REQUIRED WORK »
Find the lines below that include the word "date" and report how many there are, with no other text.
*** EXTRACTED ENTRIES ***
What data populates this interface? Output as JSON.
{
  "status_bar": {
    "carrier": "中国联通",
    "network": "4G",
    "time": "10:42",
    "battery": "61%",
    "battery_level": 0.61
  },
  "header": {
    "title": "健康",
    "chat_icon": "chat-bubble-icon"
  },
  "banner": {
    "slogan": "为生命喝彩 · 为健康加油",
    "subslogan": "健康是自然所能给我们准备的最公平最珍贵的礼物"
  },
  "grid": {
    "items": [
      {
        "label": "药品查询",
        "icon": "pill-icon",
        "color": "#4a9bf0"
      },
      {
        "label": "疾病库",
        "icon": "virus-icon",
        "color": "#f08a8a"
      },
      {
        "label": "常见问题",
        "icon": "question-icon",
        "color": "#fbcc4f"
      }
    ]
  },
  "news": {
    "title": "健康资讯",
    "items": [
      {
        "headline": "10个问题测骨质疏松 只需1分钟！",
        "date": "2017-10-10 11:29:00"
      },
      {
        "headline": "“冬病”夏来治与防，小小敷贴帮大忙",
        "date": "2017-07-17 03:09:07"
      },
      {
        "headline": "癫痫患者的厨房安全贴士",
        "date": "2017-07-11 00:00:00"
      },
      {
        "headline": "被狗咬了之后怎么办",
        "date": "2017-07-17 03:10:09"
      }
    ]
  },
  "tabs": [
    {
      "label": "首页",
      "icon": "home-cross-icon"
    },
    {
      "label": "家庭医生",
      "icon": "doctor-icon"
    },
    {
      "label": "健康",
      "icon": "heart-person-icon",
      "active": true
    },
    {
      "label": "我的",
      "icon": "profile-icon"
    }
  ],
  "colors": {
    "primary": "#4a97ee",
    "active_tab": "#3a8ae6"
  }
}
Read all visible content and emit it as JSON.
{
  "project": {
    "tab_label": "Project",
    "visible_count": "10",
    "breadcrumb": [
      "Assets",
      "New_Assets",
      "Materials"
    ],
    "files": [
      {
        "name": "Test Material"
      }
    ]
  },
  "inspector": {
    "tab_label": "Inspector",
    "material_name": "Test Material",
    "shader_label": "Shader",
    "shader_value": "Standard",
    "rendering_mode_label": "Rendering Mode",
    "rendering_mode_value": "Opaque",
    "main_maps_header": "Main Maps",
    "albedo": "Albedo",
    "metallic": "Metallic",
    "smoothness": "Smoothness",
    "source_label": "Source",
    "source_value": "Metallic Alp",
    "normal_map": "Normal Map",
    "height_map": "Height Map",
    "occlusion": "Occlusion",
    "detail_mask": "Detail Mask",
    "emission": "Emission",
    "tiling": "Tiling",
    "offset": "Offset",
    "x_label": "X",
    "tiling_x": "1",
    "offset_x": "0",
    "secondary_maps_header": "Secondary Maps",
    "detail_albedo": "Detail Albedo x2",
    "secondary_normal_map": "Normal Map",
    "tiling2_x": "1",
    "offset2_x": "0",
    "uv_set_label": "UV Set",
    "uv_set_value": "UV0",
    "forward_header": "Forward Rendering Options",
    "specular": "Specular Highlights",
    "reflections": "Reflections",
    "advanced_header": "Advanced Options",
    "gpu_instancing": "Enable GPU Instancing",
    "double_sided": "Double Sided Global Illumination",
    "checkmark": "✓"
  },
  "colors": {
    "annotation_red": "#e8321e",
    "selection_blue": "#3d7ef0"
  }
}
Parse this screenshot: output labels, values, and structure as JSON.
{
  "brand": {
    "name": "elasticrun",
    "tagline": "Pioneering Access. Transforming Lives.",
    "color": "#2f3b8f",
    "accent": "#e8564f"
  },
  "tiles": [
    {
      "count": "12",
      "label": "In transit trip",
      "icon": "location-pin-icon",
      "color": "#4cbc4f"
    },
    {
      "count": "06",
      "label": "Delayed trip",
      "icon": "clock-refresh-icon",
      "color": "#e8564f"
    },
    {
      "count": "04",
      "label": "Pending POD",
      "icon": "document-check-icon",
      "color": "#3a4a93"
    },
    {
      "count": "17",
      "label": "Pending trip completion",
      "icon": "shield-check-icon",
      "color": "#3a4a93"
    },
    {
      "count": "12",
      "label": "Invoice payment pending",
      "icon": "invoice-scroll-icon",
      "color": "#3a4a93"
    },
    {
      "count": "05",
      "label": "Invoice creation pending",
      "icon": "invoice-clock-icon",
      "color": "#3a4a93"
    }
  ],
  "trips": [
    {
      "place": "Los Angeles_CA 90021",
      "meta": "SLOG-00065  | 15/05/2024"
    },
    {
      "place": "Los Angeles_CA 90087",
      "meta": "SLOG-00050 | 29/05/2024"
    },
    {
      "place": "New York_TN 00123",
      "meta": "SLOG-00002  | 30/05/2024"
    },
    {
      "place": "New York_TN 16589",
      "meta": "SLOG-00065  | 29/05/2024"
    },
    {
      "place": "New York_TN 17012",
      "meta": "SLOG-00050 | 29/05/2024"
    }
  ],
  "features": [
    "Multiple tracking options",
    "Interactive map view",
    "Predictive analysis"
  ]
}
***
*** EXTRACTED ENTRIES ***
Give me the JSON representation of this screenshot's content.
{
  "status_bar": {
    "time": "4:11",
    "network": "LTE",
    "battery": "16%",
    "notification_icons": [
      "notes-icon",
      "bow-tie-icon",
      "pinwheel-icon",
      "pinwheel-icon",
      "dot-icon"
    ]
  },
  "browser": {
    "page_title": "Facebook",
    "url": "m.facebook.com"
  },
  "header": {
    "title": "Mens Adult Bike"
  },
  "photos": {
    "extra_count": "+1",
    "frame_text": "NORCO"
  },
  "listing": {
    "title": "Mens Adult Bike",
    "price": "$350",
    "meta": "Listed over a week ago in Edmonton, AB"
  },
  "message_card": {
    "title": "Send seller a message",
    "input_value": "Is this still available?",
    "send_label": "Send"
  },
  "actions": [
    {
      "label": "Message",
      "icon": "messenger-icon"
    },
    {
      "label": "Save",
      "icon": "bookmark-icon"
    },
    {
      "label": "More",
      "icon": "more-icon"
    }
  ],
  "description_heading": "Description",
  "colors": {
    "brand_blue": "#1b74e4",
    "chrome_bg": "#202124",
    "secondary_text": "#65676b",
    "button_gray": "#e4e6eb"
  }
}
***
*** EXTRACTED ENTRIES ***
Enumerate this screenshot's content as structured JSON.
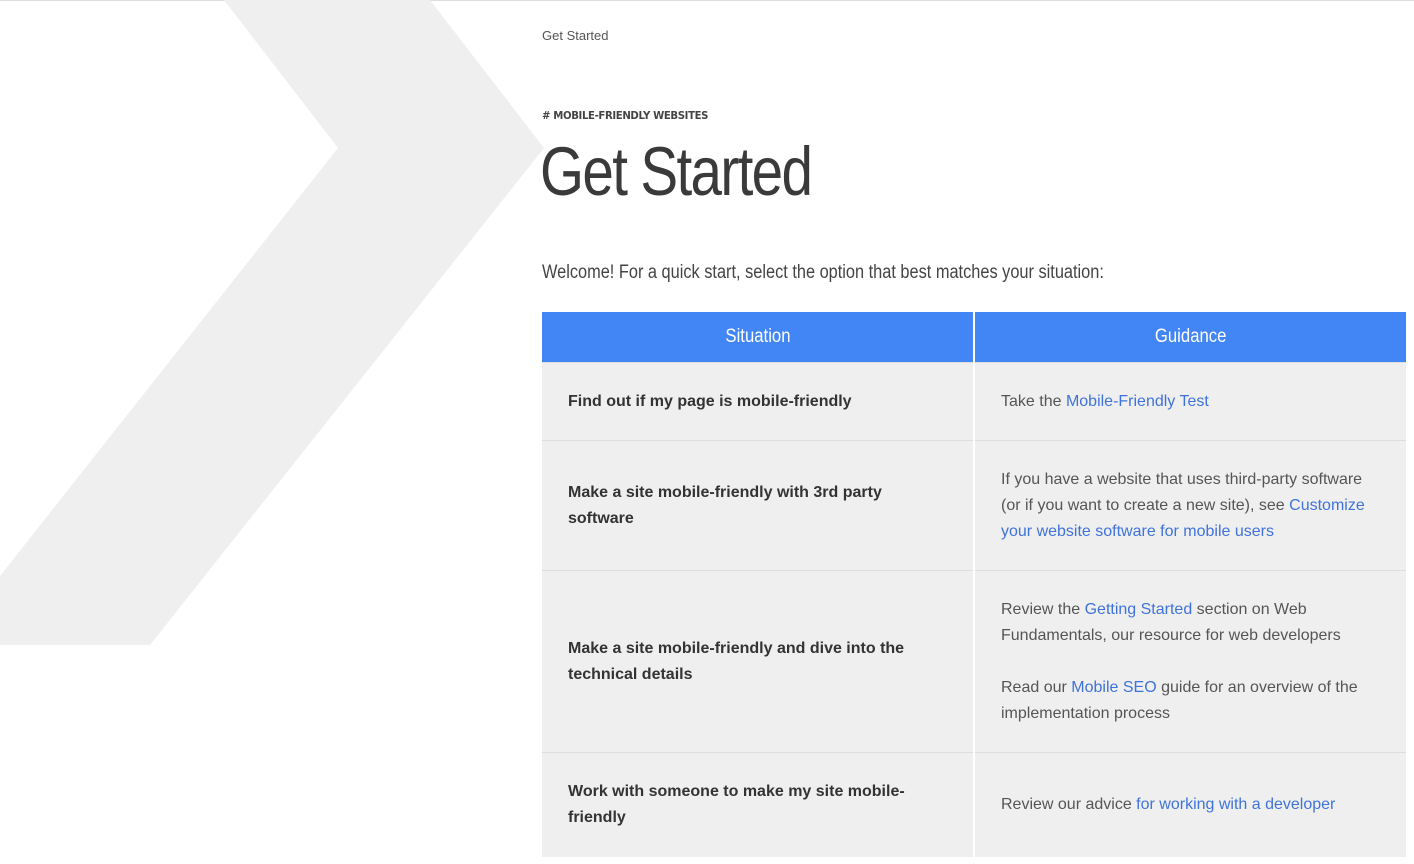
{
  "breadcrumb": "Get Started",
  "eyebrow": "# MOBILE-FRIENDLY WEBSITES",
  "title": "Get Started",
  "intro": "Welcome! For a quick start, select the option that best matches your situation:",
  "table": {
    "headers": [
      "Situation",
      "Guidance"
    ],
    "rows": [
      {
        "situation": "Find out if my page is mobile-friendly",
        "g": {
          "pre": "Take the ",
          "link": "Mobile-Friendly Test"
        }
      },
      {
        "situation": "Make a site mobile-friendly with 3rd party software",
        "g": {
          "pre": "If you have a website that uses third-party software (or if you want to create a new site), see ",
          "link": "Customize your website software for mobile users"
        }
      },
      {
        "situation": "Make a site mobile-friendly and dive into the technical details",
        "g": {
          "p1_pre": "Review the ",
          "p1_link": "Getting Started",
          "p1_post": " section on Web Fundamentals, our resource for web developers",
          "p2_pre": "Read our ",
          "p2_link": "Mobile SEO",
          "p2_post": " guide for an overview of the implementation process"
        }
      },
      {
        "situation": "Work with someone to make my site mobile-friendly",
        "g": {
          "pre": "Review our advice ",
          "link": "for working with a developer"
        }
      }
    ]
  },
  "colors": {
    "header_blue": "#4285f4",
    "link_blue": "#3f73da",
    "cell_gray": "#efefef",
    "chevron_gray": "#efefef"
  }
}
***
FINAL ANSWER »
4